Please return every line below that contains the string "robertmcnabb".

» **Collected data**:
════════

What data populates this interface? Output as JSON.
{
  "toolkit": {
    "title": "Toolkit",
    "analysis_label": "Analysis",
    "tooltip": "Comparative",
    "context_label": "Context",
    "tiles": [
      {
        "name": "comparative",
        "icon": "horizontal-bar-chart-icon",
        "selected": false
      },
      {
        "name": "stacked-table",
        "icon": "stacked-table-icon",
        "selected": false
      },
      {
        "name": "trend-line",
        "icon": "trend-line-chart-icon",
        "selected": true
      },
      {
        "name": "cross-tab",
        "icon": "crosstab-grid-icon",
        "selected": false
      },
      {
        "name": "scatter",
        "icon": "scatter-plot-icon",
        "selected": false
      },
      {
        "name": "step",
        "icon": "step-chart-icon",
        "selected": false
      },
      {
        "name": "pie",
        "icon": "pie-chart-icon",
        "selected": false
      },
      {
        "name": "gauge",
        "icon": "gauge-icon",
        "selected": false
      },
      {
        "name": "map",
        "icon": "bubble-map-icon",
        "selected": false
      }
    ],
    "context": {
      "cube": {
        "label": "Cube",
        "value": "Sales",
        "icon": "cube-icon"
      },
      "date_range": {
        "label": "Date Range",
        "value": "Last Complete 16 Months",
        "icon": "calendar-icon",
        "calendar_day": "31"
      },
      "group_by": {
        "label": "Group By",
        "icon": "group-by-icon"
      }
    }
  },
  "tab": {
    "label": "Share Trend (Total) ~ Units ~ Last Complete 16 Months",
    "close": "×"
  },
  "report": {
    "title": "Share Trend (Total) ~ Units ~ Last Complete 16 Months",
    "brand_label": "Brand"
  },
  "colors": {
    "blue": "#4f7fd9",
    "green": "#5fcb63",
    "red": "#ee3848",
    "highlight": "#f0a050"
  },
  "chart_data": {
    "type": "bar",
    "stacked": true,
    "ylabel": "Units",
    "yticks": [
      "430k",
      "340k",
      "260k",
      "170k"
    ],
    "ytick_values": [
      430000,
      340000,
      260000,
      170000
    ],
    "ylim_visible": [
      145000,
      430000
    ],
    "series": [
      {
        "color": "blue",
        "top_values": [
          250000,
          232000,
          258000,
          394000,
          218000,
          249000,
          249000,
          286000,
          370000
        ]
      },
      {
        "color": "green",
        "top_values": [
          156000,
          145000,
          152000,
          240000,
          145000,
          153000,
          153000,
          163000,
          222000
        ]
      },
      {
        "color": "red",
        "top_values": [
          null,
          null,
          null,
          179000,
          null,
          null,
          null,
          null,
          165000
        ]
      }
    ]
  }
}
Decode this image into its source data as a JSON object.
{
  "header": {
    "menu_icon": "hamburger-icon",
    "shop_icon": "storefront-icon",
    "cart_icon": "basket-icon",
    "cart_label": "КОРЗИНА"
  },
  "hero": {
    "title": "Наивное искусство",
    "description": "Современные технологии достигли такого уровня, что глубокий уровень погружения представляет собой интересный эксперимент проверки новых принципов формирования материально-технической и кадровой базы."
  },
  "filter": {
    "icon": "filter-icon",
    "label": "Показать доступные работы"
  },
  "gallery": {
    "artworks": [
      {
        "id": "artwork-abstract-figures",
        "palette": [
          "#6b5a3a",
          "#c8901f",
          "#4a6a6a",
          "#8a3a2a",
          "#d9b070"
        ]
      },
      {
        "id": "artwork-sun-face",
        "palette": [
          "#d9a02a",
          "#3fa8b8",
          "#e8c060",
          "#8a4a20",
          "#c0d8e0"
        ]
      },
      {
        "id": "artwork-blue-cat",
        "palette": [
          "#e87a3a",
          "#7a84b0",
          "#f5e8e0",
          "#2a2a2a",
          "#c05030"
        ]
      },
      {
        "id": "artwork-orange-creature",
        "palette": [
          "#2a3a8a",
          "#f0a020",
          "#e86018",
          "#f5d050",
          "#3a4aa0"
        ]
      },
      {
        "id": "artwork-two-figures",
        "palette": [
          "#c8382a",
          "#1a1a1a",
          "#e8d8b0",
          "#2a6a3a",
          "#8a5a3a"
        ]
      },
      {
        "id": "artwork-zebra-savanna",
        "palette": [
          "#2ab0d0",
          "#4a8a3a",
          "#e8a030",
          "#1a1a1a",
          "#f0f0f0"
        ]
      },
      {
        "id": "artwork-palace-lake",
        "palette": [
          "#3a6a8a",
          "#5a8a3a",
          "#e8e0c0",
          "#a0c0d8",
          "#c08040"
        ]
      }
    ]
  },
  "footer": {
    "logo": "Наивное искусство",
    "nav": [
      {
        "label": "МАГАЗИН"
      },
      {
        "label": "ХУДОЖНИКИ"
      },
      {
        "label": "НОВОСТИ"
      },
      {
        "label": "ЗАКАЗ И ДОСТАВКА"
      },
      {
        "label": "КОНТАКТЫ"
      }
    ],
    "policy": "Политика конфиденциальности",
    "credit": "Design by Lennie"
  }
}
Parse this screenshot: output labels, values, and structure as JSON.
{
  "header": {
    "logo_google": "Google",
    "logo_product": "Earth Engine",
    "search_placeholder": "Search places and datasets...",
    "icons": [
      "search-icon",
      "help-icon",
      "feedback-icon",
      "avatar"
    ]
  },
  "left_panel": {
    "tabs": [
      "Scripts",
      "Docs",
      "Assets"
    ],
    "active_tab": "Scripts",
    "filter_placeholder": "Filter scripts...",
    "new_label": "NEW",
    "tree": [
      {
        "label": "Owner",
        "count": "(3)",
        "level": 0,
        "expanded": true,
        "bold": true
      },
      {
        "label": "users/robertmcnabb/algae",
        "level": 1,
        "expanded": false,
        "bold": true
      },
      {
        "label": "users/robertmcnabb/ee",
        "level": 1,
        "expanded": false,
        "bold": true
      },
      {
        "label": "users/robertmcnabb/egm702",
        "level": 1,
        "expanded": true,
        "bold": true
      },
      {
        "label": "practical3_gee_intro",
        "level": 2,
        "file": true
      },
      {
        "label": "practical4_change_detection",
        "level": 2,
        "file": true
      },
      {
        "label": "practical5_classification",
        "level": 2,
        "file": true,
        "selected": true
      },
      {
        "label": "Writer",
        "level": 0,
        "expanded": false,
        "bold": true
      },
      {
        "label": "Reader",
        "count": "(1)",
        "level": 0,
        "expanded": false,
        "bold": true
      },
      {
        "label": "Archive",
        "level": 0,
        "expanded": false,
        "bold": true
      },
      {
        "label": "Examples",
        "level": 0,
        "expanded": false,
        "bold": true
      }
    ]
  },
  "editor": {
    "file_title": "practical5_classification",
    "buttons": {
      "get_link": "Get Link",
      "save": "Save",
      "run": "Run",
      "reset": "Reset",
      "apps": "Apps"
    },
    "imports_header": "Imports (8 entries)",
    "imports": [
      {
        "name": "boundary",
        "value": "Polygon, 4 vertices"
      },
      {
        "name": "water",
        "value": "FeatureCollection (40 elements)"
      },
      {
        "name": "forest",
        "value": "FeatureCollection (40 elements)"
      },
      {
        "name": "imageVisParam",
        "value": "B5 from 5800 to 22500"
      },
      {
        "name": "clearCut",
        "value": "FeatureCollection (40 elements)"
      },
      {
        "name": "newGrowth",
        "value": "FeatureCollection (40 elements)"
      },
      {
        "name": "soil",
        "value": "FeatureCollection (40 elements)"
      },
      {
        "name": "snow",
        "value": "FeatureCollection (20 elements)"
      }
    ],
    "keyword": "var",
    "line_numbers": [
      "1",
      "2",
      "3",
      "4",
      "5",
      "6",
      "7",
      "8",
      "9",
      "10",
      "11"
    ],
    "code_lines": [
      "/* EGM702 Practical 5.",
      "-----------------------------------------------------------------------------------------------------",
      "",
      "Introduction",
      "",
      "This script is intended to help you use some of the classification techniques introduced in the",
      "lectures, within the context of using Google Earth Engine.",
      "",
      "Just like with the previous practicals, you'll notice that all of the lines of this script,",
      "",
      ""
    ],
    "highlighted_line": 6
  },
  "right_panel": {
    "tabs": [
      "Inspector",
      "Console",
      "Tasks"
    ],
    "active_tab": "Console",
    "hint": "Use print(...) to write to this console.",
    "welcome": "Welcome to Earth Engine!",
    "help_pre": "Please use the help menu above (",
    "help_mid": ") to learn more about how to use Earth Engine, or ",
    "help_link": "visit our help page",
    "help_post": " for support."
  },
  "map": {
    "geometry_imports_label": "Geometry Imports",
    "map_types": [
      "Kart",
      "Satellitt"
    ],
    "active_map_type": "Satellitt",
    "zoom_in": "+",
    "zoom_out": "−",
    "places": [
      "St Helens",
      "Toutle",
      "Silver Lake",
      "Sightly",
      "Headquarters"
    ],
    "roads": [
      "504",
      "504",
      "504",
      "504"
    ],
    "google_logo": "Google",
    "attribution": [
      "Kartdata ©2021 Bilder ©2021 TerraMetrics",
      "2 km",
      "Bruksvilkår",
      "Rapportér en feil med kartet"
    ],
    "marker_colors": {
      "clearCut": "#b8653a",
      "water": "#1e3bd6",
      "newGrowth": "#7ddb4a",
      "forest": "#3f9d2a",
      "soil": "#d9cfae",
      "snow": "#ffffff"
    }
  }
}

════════

» **Answer box**:
        "label": "users/robertmcnabb/algae",
        "label": "users/robertmcnabb/ee",
        "label": "users/robertmcnabb/egm702",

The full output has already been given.